3. Include infographics to make stats “pop”
Statistics are ubiquitous. Graphics based on them—such as charts and graphs—are common in news stories, studies, advertisements, and elsewhere. Why? They make complicated material easier to grasp and put into perspective. The same benefits apply when including these types of visuals in a class syllabus. Consider the following examples:
- Pie charts. Consider creating a pie chart to show students how much of their grade is comprised of various components, such as homework, quizzes, tests, attendance, participation, and group projects. (These can be made using Excel or Word, as can the next item: multi-column charts.)
- Multi-column charts. These are common for rubrics, but they can also be used for big-picture ideas. For example, a three-column chart might show the relationships among course concepts, activities, and assessments: If a column 1 goal is to enhance writing skills, an activity in column 2 may be writing a semester-long paper, and the basics on grading and expectations could be displayed in column 3.
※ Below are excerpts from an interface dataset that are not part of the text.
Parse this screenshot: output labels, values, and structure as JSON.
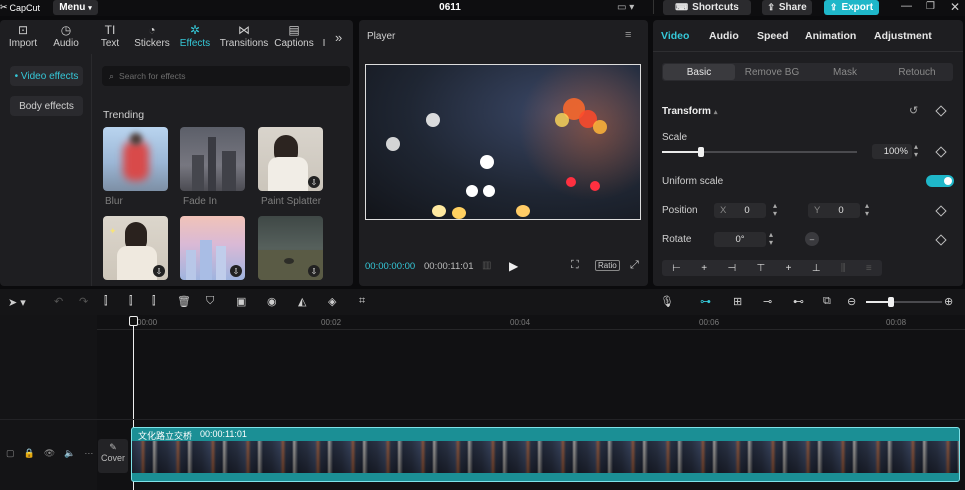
{
  "app": {
    "logo": "CapCut",
    "menu_label": "Menu",
    "title": "0611",
    "shortcuts_label": "Shortcuts",
    "share_label": "Share",
    "export_label": "Export"
  },
  "media_tabs": [
    {
      "label": "Import",
      "icon": "import-icon"
    },
    {
      "label": "Audio",
      "icon": "audio-icon"
    },
    {
      "label": "Text",
      "icon": "text-icon"
    },
    {
      "label": "Stickers",
      "icon": "stickers-icon"
    },
    {
      "label": "Effects",
      "icon": "effects-icon",
      "active": true
    },
    {
      "label": "Transitions",
      "icon": "transitions-icon"
    },
    {
      "label": "Captions",
      "icon": "captions-icon"
    },
    {
      "label": "I",
      "icon": ""
    }
  ],
  "effects_panel": {
    "categories": [
      "• Video effects",
      "Body effects"
    ],
    "search_placeholder": "Search for effects",
    "section_title": "Trending",
    "effects": [
      {
        "name": "Blur"
      },
      {
        "name": "Fade In"
      },
      {
        "name": "Paint Splatter"
      },
      {
        "name": ""
      },
      {
        "name": ""
      },
      {
        "name": ""
      }
    ]
  },
  "player": {
    "title": "Player",
    "current_time": "00:00:00:00",
    "total_time": "00:00:11:01",
    "ratio_label": "Ratio"
  },
  "props": {
    "tabs": [
      "Video",
      "Audio",
      "Speed",
      "Animation",
      "Adjustment"
    ],
    "subtabs": [
      "Basic",
      "Remove BG",
      "Mask",
      "Retouch"
    ],
    "transform_label": "Transform",
    "scale_label": "Scale",
    "scale_value": "100%",
    "scale_level": 0.2,
    "uniform_label": "Uniform scale",
    "uniform_on": true,
    "position_label": "Position",
    "pos_x_label": "X",
    "pos_x": "0",
    "pos_y_label": "Y",
    "pos_y": "0",
    "rotate_label": "Rotate",
    "rotate_value": "0°"
  },
  "timeline": {
    "ruler": [
      "00:00",
      "00:02",
      "00:04",
      "00:06",
      "00:08"
    ],
    "clip_title": "文化路立交桥",
    "clip_duration": "00:00:11:01",
    "cover_label": "Cover"
  },
  "colors": {
    "accent": "#35c8d8",
    "clip": "#1b8f95"
  }
}
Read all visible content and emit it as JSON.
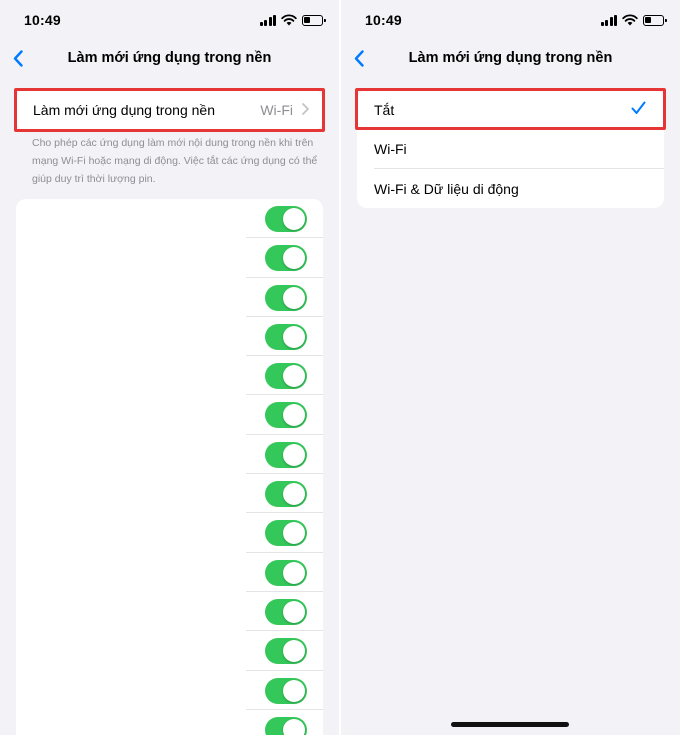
{
  "left": {
    "status_time": "10:49",
    "nav_title": "Làm mới ứng dụng trong nền",
    "setting": {
      "label": "Làm mới ứng dụng trong nền",
      "value": "Wi-Fi"
    },
    "footnote": "Cho phép các ứng dụng làm mới nội dung trong nền khi trên mạng Wi-Fi hoặc mạng di động. Việc tắt các ứng dụng có thể giúp duy trì thời lượng pin.",
    "toggles": [
      true,
      true,
      true,
      true,
      true,
      true,
      true,
      true,
      true,
      true,
      true,
      true,
      true,
      true
    ]
  },
  "right": {
    "status_time": "10:49",
    "nav_title": "Làm mới ứng dụng trong nền",
    "options": [
      {
        "label": "Tắt",
        "selected": true
      },
      {
        "label": "Wi-Fi",
        "selected": false
      },
      {
        "label": "Wi-Fi & Dữ liệu di động",
        "selected": false
      }
    ]
  },
  "colors": {
    "accent": "#007aff",
    "toggle_on": "#34c759",
    "highlight": "#e63535",
    "background": "#f2f2f7"
  },
  "icons": [
    "back-chevron-icon",
    "chevron-right-icon",
    "checkmark-icon",
    "signal-icon",
    "wifi-icon",
    "battery-icon"
  ]
}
- Interactive infographics. A variety of free or inexpensive tools for creating infographics, such as Piktochart, can be leveraged in a way that allows students to navigate the syllabus more intuitively. This particular program can be used to create interactive charts and maps—with no design experience.
- Comics. Tell the “story” of the course using colorful cartoons, created with programs such as Pixton or ToonDoo.
4. Expand the class syllabus into a “living” repository
While many educators post materials on a university’s learning management system, another option is to use wiki software, such as Google Sites, to create a class syllabus that acts as a repository for both clickable digital resources (course readings, supplementary videos, additional audio content, etc.) and student work (which can be added as the semester progresses).
Professors can also link to helpful resources, such as formatting guides, tutorials, or other scaffolds, to help students take advantage of web-based help. In classrooms with video or audio recording capabilities, lecture recordings can be added so that students who miss a course meeting can stay on track.
When nearing the end of the semester, students will have a rich space to review course material for final exams. Another benefit of posting on a public platform such as Google Sites is that it will be available to those students long after the semester ends, so they can continue to refresh their learning.
5. Weave concepts together on a web page
Macroeconomics instructor Ali Zeytoon-Nejad, PhD, of Wake Forest University in North Carolina, has created an interactive, graphic class syllabus that serves as a learning tool for students. It not only engages all learning styles, he says, but also helps students understand how the concepts in his course are interrelated. “I turned my traditional syllabus into a series of logically connected diagrams showing what I call ‘the big picture,’” he explains. The current iteration, which he has built and enhanced over time, includes 27 interactive diagrams, videos, links to 100 additional resources, and more.
There is an array of software that educators can use to create an interactive, graphic syllabus, but Zeytoon-Nejad uses PowerPoint, adding symbolic graphics and visuals and annotating them with print-text descriptors, references to page numbers in the textbook, and a list of key topics from course lectures. Fonts, colors, type size, and weights can be used to visually represent linkages among topics. Using this strategy for syllabus development, Zeytoon-Nejad provides his students with a streamlined overview of the entire course on day one.